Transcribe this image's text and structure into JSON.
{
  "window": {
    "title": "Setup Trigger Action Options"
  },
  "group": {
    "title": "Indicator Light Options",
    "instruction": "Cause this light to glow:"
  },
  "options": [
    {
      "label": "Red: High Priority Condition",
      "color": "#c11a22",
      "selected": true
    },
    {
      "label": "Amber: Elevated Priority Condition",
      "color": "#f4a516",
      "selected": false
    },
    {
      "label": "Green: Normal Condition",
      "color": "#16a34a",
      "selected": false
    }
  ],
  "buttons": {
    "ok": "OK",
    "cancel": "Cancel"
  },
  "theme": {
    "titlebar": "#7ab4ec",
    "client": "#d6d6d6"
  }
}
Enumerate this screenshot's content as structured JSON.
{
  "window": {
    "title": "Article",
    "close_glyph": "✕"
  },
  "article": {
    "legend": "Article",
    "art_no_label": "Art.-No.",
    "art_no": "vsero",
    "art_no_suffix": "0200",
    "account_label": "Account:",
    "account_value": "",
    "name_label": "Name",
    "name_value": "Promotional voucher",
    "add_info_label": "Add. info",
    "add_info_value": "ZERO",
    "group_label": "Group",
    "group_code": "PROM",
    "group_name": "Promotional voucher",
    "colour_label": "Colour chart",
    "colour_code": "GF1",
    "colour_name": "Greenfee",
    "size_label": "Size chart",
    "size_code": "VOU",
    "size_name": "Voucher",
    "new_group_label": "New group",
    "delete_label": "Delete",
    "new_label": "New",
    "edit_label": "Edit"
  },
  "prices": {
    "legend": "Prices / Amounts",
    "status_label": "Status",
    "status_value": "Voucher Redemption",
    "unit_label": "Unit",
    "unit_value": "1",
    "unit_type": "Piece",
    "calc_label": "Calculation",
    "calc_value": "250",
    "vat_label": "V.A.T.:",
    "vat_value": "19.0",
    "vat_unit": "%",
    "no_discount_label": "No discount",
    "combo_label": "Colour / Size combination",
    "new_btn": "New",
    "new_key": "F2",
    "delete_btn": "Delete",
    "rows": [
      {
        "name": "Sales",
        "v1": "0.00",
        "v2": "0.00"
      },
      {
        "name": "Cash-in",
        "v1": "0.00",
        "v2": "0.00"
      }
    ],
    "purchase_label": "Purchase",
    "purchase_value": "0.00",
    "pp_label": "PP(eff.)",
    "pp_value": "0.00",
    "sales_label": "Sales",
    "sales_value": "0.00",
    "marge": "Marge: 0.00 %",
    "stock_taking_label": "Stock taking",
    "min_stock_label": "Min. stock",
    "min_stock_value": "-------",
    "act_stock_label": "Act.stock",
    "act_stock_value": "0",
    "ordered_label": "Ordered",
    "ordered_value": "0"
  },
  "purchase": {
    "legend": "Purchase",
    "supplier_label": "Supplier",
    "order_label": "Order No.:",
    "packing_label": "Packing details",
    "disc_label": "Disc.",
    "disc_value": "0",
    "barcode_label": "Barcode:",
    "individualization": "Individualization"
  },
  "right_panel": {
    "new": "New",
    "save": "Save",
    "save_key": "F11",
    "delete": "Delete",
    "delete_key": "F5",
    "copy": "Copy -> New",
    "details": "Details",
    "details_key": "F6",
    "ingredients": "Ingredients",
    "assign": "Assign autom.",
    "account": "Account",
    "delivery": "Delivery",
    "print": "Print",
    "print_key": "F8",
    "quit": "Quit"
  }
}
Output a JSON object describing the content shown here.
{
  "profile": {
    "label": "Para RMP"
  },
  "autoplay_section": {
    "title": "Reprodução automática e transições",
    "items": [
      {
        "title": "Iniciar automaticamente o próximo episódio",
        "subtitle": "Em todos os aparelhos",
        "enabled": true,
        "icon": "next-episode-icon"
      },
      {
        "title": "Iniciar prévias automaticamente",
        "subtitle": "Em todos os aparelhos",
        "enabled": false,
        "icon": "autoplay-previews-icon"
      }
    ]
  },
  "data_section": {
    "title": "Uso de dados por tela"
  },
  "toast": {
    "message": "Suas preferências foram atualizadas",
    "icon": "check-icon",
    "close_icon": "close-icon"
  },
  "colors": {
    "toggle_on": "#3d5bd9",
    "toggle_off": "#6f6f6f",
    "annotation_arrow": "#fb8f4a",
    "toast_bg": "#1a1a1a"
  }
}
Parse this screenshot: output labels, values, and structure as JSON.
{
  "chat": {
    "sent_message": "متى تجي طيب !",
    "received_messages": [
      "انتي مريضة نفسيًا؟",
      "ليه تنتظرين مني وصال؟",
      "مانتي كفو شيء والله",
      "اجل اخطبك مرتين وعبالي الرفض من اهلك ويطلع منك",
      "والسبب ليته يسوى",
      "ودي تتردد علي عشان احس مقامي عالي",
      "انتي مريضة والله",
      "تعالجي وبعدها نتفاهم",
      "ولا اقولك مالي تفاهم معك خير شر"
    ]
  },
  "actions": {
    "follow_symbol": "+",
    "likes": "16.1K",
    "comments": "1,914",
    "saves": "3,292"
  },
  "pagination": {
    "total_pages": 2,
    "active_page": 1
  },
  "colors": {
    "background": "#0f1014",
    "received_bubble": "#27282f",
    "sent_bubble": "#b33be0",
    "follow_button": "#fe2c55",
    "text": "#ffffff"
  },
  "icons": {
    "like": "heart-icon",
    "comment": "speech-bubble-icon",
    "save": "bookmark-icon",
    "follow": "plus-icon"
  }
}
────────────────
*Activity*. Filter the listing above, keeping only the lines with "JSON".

*Solution to the problem*.
Transcribe this image's text and structure into JSON.
Enumerate this screenshot's content as structured JSON.
Output a JSON object describing the content shown here.
Parse this screenshot: output labels, values, and structure as JSON.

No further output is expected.